Have you found your seed word yet? I’ve been reading the very good Scarlett Thomas book, Monkeys with Typewriters: How to write fiction and unlock the secret power of stories (phew, that’s a gob-ful), in which she suggests you need three things before you embark on your novel: (1) a (main) narrative question; (2) a thematic question; (3) a seed word.
(from ‘Monkeys with Typewriters’, by Scarlett Thomas)
So what, then, is a seed word and why do you need one? The seed word, as Thomas describes it, should contain ‘the main essence of your thematic concern’, whilst simultaneously, somehow, containing ‘everything in the novel’. She suggests you make a list: a list of all the separate things your novel seems to be “about”‘ and, ideally using a dictionary or thesaurus, you try to find a single word that links them (most likely an abstract noun). Words have lots of meanings, Thomas says, that you may not – consciously – be aware of. The odds are remote that Jane Austen sat down, consciously, to concoct a seed word, but Thomas suggests (very plausibly, I think) that you might say the seed word of her novel Emma is ‘respectability’, containing, as it does, ‘both the idea that someone is […] worthy of respect […] and the idea of respectability as being inherently to do with a polite society.’
She makes a promise, too: ‘when you find the correct seed word for your project it will make the hairs on the back of your neck stand up. While constructing a thematic question gives you focus and purpose, finding the correct seed word is quite magical.’
Well, the hairs on my neck must be lazy, I’m afraid, because did they stand up? No, they didn’t. But, still, I have found my seed word (somewhat late in the writing process… better late than never, eh?), and that word is ‘autonomy’. And in spite of the bone-idle hairs on my neck it was – and is – an exciting thing, because seeing how clearly and cleanly this single words fits all the disparate strands of the book, like a stick of seaside rock with the word autonomy right through the middle, I feel I must be doing something right (at last): in my humble experience, when the pieces all lock into place, with no wiggling or fiddling, it’s usually (fingers crossed…) because what you’ve concocted has some sort of truth in it.
In the midst of NaNo (especially for all you pantsers out there) finding your seed word might well seem a waste of precious writing time.
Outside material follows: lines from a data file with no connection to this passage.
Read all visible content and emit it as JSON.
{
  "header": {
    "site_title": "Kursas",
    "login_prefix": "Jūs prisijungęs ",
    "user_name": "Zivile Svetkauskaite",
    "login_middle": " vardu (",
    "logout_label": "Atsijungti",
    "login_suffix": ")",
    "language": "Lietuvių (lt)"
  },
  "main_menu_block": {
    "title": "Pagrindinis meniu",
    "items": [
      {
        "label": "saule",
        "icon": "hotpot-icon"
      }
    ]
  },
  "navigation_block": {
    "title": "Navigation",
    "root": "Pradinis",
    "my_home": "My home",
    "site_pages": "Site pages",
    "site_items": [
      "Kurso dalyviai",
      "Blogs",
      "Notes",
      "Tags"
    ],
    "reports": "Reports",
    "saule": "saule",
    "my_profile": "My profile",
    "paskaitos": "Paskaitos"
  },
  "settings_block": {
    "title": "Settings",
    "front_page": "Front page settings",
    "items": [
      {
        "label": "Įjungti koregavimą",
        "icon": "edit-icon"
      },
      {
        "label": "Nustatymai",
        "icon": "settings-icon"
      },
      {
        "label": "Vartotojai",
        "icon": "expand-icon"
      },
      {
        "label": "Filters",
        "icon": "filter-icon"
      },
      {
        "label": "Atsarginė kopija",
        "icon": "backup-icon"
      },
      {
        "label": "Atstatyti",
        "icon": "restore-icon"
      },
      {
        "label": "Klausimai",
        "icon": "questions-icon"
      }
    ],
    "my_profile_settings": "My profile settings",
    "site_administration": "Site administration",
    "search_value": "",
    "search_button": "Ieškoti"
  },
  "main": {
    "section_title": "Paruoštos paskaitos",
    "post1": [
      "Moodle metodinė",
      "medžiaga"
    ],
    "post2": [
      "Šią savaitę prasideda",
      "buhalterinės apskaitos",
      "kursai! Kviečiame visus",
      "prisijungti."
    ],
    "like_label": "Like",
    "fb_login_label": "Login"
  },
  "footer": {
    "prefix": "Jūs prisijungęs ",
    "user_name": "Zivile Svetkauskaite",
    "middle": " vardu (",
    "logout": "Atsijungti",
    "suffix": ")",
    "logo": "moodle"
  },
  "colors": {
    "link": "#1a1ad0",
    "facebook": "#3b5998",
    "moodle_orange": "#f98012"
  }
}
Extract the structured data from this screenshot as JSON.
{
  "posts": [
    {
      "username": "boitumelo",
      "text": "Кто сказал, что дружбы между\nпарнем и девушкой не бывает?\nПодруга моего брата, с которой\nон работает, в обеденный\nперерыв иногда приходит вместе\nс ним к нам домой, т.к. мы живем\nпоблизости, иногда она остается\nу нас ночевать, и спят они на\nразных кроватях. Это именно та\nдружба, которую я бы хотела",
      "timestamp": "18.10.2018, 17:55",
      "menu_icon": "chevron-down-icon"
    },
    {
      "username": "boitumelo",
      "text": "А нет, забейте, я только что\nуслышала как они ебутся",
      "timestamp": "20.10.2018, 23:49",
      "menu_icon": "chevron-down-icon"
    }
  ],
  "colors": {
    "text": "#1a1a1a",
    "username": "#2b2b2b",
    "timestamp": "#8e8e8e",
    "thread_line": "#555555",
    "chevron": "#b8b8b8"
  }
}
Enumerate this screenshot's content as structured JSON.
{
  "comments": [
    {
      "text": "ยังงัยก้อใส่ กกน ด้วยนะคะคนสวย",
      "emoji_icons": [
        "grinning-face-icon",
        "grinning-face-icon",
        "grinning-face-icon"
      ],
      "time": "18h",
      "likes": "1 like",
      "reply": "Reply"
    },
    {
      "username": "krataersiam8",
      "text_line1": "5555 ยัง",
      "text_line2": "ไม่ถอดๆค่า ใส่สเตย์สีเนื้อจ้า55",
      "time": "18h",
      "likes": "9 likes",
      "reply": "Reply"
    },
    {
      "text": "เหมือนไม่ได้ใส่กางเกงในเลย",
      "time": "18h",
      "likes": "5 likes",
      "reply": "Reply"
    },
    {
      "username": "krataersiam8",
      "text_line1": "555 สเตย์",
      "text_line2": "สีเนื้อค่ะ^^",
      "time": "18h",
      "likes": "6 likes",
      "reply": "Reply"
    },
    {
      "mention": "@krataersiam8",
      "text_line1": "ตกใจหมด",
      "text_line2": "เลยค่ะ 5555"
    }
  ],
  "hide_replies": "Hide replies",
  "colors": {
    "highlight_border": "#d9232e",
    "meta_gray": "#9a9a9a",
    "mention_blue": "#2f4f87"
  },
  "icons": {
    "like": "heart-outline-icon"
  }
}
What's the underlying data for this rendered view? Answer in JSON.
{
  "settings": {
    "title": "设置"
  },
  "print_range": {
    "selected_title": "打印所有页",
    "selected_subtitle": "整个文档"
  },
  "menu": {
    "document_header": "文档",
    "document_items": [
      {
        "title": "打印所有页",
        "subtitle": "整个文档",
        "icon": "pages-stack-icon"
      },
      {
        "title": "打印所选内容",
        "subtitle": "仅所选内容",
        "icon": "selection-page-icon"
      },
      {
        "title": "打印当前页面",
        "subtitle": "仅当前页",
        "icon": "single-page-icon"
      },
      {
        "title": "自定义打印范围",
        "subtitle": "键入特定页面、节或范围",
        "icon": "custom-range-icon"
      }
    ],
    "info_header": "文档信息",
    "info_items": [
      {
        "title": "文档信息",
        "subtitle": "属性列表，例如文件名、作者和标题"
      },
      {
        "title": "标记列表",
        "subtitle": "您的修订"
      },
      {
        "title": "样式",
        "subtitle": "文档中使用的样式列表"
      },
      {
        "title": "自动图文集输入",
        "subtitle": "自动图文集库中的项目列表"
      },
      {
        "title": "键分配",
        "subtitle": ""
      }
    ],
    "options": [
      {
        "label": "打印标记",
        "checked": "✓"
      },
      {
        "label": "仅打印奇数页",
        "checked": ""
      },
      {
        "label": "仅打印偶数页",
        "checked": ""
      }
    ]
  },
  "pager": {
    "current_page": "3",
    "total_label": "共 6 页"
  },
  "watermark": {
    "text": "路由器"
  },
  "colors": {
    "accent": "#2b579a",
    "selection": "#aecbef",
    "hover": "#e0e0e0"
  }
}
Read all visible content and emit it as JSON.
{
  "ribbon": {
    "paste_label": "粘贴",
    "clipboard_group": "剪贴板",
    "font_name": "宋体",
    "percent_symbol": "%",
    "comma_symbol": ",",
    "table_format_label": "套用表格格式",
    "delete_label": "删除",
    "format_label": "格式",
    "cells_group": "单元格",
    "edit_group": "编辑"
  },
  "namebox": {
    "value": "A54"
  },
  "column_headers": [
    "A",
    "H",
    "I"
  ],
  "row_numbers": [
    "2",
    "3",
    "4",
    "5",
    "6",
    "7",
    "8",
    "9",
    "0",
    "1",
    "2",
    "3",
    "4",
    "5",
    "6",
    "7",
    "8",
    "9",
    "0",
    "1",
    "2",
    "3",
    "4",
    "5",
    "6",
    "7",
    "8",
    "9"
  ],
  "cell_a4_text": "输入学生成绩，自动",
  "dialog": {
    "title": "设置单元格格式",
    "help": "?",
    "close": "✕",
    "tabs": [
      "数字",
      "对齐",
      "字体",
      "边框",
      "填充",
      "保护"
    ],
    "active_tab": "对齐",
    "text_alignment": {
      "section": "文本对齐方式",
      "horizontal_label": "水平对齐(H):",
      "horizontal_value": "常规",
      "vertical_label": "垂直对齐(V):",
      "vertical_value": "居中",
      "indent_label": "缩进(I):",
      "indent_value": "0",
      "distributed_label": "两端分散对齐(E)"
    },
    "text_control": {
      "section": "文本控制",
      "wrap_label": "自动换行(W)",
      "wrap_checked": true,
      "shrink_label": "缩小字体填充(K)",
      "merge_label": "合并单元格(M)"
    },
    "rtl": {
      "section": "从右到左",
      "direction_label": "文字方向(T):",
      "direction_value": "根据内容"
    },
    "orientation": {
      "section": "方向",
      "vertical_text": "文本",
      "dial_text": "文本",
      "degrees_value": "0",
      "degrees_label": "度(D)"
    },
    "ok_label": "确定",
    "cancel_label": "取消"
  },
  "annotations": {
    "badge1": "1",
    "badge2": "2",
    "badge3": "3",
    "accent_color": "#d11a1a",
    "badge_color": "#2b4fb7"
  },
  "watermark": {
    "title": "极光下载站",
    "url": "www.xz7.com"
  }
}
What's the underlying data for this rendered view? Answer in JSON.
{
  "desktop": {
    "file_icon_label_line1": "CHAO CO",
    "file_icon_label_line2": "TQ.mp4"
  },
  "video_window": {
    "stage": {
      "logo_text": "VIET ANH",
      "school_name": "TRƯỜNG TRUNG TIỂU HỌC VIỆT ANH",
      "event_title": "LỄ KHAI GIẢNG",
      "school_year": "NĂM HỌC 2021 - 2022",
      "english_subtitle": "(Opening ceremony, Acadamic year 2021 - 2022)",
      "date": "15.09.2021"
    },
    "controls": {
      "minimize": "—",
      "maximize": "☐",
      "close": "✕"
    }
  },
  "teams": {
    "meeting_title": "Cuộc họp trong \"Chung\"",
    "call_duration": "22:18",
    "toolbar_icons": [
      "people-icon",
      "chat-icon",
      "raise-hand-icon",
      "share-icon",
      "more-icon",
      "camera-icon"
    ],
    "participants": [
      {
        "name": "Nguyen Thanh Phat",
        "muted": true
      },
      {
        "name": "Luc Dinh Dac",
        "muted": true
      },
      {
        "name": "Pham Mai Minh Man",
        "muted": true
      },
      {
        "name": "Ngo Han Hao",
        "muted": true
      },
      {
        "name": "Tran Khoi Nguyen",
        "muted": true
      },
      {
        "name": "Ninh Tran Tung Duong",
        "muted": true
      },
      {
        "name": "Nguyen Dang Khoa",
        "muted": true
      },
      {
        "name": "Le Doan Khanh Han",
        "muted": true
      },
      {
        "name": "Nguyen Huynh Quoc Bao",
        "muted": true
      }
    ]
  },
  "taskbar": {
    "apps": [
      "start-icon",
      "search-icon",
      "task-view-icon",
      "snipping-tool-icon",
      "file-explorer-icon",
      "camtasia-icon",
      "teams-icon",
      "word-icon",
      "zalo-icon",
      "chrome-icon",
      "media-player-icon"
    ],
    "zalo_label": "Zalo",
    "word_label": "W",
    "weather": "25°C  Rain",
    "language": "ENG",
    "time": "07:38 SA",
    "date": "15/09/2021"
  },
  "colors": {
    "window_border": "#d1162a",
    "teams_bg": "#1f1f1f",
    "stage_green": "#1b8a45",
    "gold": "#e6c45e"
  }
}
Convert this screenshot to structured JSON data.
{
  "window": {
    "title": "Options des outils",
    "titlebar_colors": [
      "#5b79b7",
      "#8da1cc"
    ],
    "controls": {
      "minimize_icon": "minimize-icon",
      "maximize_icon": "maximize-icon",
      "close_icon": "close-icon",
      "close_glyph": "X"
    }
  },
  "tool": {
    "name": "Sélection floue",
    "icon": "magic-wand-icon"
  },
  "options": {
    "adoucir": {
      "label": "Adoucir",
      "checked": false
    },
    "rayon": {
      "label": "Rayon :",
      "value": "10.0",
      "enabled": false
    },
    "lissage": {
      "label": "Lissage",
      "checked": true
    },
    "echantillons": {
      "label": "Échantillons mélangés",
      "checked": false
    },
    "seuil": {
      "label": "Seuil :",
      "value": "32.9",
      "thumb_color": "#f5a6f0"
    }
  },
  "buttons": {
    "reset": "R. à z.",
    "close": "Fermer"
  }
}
But the brain has a strange way of solving creative tasks when you’re least expecting it: don’t exchange precious writing time for the pondering of your seed word, but do let your mind have peace and quiet, occasionally (put down your phone, switch the radio off); take a walk, or a bath, do the hoovering, pick up your knitting… You never know when your seed word will come visiting.